Physical Strain, Steep Climbs and Descents
The Camino in the Pyrenees: If you’re starting your journey from St. Jean Pied de Port on the Camino Francés, crossing the Pyrenees mountains can be gruelling.
O Cebreiro village: This is another tough climb you’ll encounter, especially if you’re walking the Camino Francés from Ponferrada.
The Camino Primitivo, starting in Oviedo Asturias, crosses the beautiful Cantabrian Mountain. Making it a rewarding challenge if you love mountain hikes.
Distance and Duration
A typical Camino route can be anywhere from 100km to over 800km. The length alone can be daunting for many, causing physical exhaustion. However, the Camino is dotted with many rest stops every 10 to 20km to reacharge and continue on your pilgrimage.
Solitude vs. Crowds

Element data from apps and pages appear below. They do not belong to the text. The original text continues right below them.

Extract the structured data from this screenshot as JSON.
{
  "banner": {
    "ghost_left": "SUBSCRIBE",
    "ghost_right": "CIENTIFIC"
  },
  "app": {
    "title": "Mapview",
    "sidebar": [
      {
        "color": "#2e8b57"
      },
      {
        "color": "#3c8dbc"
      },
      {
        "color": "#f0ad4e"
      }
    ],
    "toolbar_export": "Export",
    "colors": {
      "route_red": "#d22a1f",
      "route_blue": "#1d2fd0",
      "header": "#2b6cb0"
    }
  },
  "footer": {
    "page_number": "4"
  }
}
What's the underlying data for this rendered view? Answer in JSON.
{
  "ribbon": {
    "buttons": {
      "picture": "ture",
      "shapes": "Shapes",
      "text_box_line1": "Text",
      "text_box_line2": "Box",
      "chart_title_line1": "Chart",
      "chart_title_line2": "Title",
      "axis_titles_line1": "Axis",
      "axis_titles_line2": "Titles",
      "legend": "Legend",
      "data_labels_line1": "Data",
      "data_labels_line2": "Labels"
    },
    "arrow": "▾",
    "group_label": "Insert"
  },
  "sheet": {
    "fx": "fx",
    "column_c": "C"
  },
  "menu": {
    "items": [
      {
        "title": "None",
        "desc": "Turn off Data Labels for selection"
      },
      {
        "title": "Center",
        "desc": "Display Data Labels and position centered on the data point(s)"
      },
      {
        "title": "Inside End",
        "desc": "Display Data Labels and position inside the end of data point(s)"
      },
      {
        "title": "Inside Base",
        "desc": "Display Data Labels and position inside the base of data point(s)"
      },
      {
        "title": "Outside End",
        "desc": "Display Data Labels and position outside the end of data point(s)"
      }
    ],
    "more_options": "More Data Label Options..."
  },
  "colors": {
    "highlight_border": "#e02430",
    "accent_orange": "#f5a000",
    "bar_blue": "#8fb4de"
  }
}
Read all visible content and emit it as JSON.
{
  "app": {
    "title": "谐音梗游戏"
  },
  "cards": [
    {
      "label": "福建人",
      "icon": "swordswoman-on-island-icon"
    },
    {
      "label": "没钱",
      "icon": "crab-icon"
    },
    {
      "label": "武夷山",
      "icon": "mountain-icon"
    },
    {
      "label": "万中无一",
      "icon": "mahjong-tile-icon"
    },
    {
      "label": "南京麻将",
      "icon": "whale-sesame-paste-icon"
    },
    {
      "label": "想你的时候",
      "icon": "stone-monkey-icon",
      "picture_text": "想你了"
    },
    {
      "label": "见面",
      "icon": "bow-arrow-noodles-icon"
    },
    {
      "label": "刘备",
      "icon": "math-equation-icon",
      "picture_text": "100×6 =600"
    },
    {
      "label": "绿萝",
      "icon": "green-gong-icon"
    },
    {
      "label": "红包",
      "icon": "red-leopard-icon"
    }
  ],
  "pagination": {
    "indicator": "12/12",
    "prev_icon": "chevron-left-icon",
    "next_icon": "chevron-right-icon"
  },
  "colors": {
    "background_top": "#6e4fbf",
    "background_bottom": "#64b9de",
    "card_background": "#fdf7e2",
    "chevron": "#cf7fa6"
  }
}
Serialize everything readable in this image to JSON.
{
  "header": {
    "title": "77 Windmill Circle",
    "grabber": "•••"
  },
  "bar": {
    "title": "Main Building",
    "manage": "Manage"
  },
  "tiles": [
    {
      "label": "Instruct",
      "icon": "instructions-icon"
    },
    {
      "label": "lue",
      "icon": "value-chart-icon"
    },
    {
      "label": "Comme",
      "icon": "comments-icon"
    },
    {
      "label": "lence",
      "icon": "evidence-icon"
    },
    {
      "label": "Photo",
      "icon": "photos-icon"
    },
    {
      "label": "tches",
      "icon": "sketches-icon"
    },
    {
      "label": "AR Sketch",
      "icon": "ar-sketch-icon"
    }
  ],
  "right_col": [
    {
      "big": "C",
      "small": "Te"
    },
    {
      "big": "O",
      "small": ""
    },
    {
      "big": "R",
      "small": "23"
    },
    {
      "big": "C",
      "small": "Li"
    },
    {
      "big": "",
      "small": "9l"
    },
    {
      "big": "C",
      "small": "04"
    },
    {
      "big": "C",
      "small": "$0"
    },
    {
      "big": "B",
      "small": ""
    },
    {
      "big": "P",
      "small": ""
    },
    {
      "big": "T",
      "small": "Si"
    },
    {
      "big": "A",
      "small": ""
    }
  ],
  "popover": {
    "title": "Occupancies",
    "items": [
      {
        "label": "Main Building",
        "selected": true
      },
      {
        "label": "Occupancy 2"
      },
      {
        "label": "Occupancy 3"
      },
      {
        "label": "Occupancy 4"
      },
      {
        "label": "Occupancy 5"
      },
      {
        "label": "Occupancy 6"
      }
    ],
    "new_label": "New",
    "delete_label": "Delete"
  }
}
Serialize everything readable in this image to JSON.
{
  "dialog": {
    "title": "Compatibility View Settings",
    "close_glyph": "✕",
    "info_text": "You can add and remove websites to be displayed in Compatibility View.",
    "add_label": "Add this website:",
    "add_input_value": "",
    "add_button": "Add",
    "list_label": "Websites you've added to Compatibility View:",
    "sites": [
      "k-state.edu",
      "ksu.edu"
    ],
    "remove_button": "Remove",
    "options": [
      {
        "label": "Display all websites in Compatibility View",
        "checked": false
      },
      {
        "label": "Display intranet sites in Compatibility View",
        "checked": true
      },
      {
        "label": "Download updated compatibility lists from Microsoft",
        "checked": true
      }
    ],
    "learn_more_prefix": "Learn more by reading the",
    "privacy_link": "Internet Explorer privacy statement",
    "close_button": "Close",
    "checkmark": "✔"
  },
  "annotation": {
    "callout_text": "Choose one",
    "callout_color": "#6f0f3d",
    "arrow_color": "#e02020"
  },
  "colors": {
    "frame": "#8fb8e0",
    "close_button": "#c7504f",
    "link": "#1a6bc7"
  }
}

The Camino can be a solitary journey, and loneliness can strike. The reverse side to this is solitude can be very relaxing, so it is best to know your own preferences when considering your route. On the other hand, some routes, like the Camino Francés, can be a little crowded at times, which depending on your mindset, can be fun and sociable or a bit busy.
Emotional Ups and Downs
The journey can bring personal issues to the surface, and the quiet hours of walking can turn into an emotional rollercoaster which can be very rewarding but it’s essential to put self-care at the forefront of your pilgrimage.
From intense heat in the summer to cold and rain in the off-season, weather can significantly impact your experience. Read up on when to walk the Camino.
Each route has different terrains, from rocky paths to muddy tracks, which can be tough on your feet and stamina.
Finding Accommodation: Especially in peak season, finding a bed for the night can be hard, leading to anxiety and stress.
Language Barrier: While Spanish is the primary language spoken, English is not universally understood, which can make simple interactions more difficult.
The hardest part of the Camino de Santiago is subjective and depends on various factors including the chosen route, your preparation, and your personal preferences. But each challenge presents an opportunity for growth and makes reaching the Cathedral of Santiago de Compostela all the more rewarding.